I’m always optimistic about my future. I hardly ever expect things to go my way. Which statement best reflects the way you view life? Statement 1 reflects a more optimistic view; while Statement 2 reflects a more pessimistic approach. Researchers suggest that our behavior is goal-driven and optimism or pessimism is the outlook that we adopt when we encounter a challenge to our goals . For example, how do you feel after a job interview? Are you generally positive about it went, or do you typically have a more negative interpretation of events? Researchers suggest that an optimist will likely see the world as full of potential opportunities, and as a result are more willing to take action. In contrast, a pessimist tends to feel hopeless about their future, which results in a more passive approach to events because they believe their efforts will be futile. Why does your outlook on life events matter? That is what I wanted to explore. I conducted a study where I … [Read more...] about Feeling Sad? A Little Optimism Can Go a Long Way
People give advice to each other all the time in all kinds of relationships. Whether it’s with your closest romantic partner, a family member, or a co-worker, it’s likely that advice-giving is a frequent aspect of your many interactions. “Should I wear this outfit today?”, your partner asks. You suggest something else you consider more attractive. Much to your surprise, your partner responds, “That’s okay, I’ll stick with my original choice.” Inwardly, you feel annoyed, but you decide to let it go as it’s not that important. But what if this is a regular pattern? What if your partner never listens to you, on matter small or large? Perhaps the person who ignores your advice isn’t as close to you as your romantic partner, but is an important individual in your life, nonetheless. You might have a relative who asks you for advice in planning a (socially distanced) family picnic. You spend several hours researching various potential sites, putting together a menu, and coming up with … [Read more...] about How do You Handle People Who Ignore Your Advice?

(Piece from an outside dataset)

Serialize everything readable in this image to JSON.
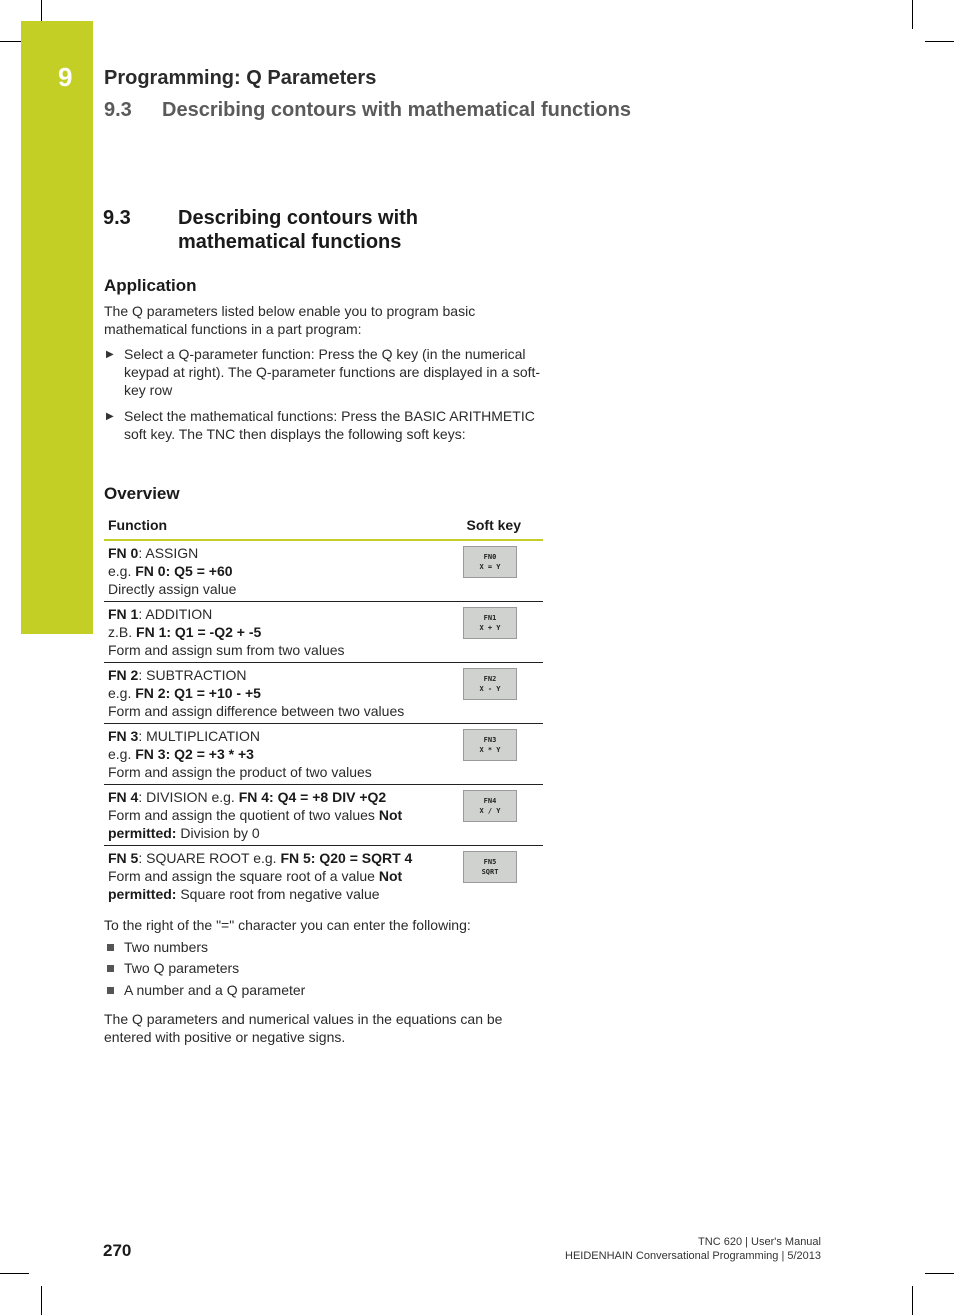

Source: Wikimedia Commons | Nobu Tamura People have long pondered what consciousness actually is. Consciousness seems very different from other biological functions—like some sort of nonmaterial essence within our heads. Thoughts and feelings seem ethereal, untethered from anything physical. Self-awareness seems like a phenomenon utterly divorced from anything that could possibly be produced by cells comprised of physical particles. People used to think of life itself that way too, and many still do. But biologists solved the enigma of what makes things alive mid-way through the twentieth century, the foundations of that understanding having been built over the preceding century. Before that, living things were believed to possess some sort of animating essence that accounted for their difference from inanimate matter. People could not imagine how the same material particles that comprise inanimate matter could be arranged in such a way as to make something alive , without … [Read more...] about What Actually Is Consciousness, and How Did It Evolve?
Going into the third calendar month of working from home (WFH) for many Americans, the novelty has started to wear thin. But behavioral science insights can help us improve our home workspaces and habits. Last month I shared the first part of my Balanced Checklist : a behavioral-science-based tool you can use to craft a home workspace supporting well-being and productivity . Having covered Biophilia , Atmospheric conditions, Layout, and Amenities, we’ll now move on to look at Noise, Cohesion, Energy, and Design. Noise . Moderating noise levels and content is essential to successful WFH. But the ideal conditions will depend on the type of work you’re doing, and may even vary throughout the day. While this is a multifaceted topic, the gist is that silence is most productive for higher cognitive processing and complex verbal processes (e. g . data analysis or report writing). But music or other moderate, continuous background noise may be more motivating, both for creative … [Read more...] about Balancing Your Home Workspace for Well-Being and Productivity